Trainers talk about "giving him a chance," but that's all it is -- talk. The minute they get their hands on a good horse they begin to ask Herculean tasks of even the youngest.
Most of today's field of 11 starters won their maiden race, then were immediately spotted in stakes company. That's just another indication that most trainers don't have the slightest notion of how to properly develop a horse.
Take Pleasant Colony. The huge son of His Majesty won a maiden race in September and three weeks later was competing in stakes races. Since that maiden victory, Pleasant Colony has competed only in stakes company.
Even after a three-month layoff, Pleasant Colony was brought back into top company for his debut as a 3-year-old. Pleasant Colony was beaten by a nose by Akureyri in the Fountain Of Youth at Gulfstream Park, a grueling race that had to hurt him, since he had little preparation. He was reportedly sick for his next start, the Florida Derby, and finished far back.
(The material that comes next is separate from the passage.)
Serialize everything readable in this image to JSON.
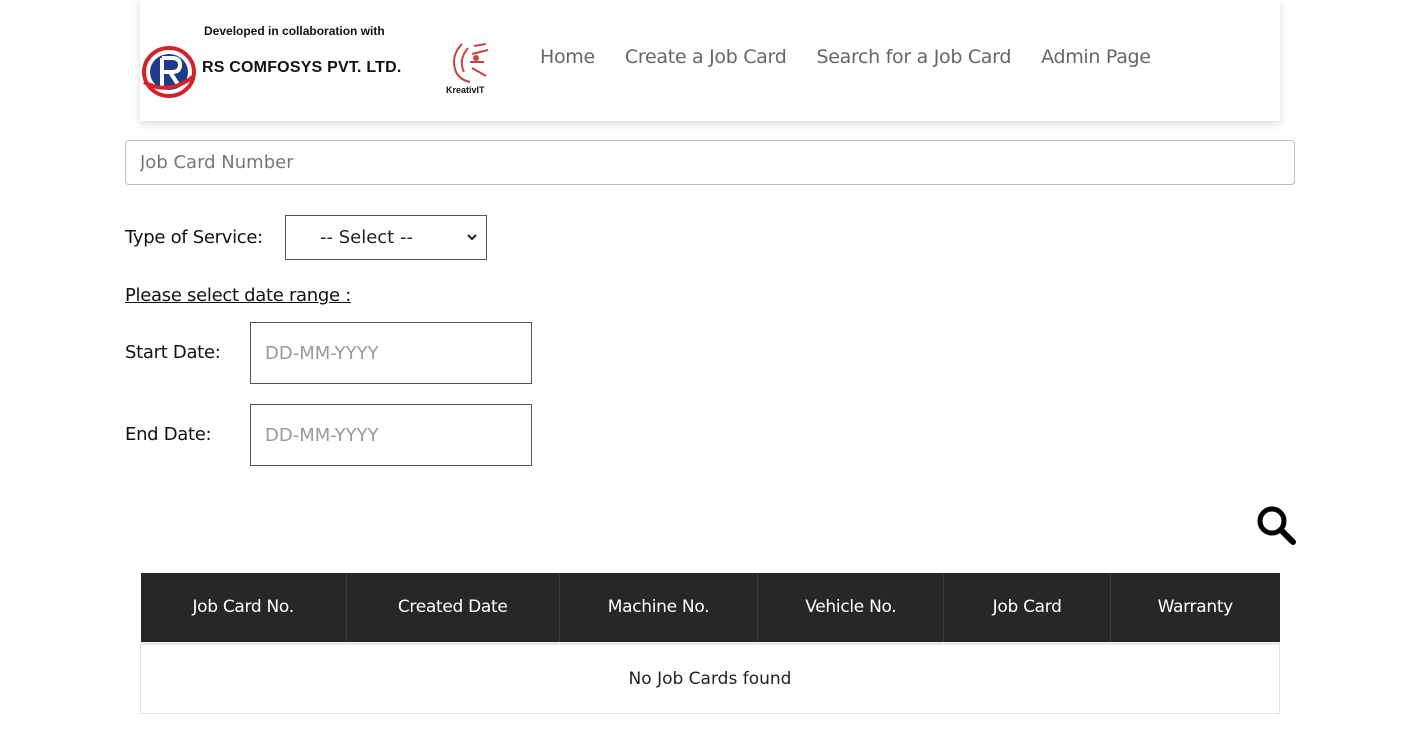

Since being taken over by trainer Johnny Campo, Pleasant Colony has reached a higher plateau of performance, largely due to a celebrated series of mile workouts that left the bay colt ready for his best in the Triple Crown races. He is ready and is the one to beat, of course.
Bold Ego, second in the 1 /16 mile-Preakness, should find this 1 1/2-mile race too taxing. He, too, skipped a gradual conditioning process and should tire despite getting another easy lead.
As for Tap Shoes, Pleasant Colony's most serious contender, he has been brought into the Belmont in brilliant fashion by Horatio Luro, not one of my favorite trainers.
Luro tried to baby Tap Shoes into the Kentucky Derby with little or no work and came up short of a top effort. Since the Derby, however, Luro has run Tap Shoes in a winning race and hit him with two-mile workouts, one which might be termed sparkling. That latest prep by Tap Shoes says that Pleasant Colony, a horse who has not reached the peak of his tremendous ability, is in for a rough battle today.
As for Woodchopper, the late running second-place finisher in the Derby, he appeared shopworn for the Preakness, especially around the knees, and was beaten. He would be a surprise winner.
Highland Blade, who also looked tired for the Preakness, appears to be an unsound animal who has to be nursed into his races. It takes a rugged horse to win the Belmont.
The only other contender worthy of mention is Summing. His trainer has him crying to run. The big question: Can he go the Belmont distance?
I see Plesant Colony hanging on to win narrowly over Tap Shoes, with Summing third and Escambia Bay fourth.